By davidf (325), hampton bays on May 6, 09 11:36 PM
As Linda Kabot says, "You are not on your best game at hour 10, are you?”. At least they will get 10 hours out of them until they aren't their best. Linda Kabot is not on her best game at hour 1. If it would benefit her and give her a raise or make it so she had to do less work, she would be in favor of it. These police officers are the ones protecting her and she wont give them their contract! Come on!
By courtesy (43), Southampton on May 7, 09 12:10 AM
david, can you post without complainng about a parking ticket you may have gotten?
By Terry (380), Southampton on May 7, 09 7:18 PM
Seth Greenberg's father Harry is a veteran of police labor relations, representing Nassau PBA for many years.

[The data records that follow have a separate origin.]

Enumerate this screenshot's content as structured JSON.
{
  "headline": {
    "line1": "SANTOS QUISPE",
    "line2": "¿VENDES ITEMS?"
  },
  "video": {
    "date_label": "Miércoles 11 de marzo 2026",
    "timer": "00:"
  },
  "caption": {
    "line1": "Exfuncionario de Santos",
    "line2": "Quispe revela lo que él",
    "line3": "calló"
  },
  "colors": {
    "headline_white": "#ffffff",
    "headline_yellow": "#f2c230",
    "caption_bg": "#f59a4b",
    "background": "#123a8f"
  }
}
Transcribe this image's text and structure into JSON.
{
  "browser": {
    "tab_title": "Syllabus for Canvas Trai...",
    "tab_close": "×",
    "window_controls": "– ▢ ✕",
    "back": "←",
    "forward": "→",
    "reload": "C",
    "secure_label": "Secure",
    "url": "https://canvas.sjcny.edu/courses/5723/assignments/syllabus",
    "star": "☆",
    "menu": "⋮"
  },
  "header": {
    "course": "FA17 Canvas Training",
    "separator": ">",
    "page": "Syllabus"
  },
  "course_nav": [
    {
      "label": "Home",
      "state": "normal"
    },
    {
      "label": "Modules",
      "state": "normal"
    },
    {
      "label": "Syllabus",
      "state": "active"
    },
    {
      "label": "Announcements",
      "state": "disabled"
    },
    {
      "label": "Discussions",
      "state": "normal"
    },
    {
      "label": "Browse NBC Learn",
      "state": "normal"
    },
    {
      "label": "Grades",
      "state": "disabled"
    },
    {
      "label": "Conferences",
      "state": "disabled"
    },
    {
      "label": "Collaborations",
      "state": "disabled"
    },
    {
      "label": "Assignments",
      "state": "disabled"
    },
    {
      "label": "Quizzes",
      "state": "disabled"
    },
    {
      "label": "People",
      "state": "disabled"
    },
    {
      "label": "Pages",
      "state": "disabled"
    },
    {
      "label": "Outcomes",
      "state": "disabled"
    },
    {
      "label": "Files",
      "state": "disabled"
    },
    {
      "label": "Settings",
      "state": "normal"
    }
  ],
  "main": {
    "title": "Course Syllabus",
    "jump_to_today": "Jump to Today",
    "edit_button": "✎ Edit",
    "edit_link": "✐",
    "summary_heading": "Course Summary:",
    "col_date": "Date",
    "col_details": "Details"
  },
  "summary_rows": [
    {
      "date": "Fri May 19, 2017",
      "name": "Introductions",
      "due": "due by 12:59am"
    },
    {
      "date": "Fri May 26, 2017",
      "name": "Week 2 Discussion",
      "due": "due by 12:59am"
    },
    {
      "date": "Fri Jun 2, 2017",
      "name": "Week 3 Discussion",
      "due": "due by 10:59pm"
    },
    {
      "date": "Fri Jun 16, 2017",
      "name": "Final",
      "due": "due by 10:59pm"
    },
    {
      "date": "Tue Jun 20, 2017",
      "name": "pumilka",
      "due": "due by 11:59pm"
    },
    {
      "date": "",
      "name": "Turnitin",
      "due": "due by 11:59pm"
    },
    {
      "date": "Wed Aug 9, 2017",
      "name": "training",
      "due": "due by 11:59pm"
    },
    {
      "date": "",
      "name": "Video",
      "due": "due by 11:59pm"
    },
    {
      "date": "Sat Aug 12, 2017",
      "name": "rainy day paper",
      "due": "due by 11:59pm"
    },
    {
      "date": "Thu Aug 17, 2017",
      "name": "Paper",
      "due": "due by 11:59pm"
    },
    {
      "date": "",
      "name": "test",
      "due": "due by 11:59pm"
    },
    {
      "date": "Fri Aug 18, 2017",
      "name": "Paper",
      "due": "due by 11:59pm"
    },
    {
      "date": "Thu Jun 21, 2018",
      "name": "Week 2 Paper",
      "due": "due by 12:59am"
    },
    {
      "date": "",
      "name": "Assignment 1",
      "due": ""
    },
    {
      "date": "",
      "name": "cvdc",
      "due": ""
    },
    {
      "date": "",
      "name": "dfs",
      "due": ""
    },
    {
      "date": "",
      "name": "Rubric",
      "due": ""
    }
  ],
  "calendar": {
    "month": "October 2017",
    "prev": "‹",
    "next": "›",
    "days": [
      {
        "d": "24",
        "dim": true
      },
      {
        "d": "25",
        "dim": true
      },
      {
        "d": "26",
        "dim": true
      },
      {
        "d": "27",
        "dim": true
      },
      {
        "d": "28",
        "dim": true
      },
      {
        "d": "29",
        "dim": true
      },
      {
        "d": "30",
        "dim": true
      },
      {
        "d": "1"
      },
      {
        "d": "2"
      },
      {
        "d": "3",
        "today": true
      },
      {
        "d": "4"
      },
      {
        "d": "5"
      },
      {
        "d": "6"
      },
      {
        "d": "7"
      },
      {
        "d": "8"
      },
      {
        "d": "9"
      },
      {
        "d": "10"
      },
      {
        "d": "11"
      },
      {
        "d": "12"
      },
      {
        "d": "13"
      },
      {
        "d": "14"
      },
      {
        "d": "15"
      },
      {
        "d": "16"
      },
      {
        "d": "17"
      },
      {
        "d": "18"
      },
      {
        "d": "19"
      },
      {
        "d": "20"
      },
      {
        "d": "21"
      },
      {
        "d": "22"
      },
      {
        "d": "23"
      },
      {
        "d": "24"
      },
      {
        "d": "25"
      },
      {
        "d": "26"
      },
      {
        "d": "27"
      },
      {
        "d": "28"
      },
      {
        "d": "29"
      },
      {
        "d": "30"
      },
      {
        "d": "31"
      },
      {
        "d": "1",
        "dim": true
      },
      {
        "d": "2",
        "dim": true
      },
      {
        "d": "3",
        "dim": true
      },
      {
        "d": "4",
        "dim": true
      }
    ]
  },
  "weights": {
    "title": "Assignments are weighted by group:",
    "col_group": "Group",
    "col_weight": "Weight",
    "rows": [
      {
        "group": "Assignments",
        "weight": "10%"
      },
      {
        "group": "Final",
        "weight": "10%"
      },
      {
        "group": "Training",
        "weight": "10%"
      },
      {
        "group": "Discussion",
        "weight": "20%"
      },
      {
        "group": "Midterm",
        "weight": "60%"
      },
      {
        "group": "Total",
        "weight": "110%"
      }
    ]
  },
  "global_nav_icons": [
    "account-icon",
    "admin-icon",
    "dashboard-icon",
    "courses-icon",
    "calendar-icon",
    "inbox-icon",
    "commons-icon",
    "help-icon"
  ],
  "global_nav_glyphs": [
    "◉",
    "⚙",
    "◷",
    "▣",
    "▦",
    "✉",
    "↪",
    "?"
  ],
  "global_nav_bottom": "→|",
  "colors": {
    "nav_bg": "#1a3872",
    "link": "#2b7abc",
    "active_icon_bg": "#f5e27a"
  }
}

He is a whiz at police tour charts; simply working a 12 hour shift rather than fewer hours on a shift will not produce any savings, in fact this will lead to fewer appearances and more hiring will be needed to pick up the slack as police work is 24/7 and lost tours have to be filled. There's a cost to it, no savings at all.
By North of Highway (280), Westhampton Beach on May 13, 09 11:47 AM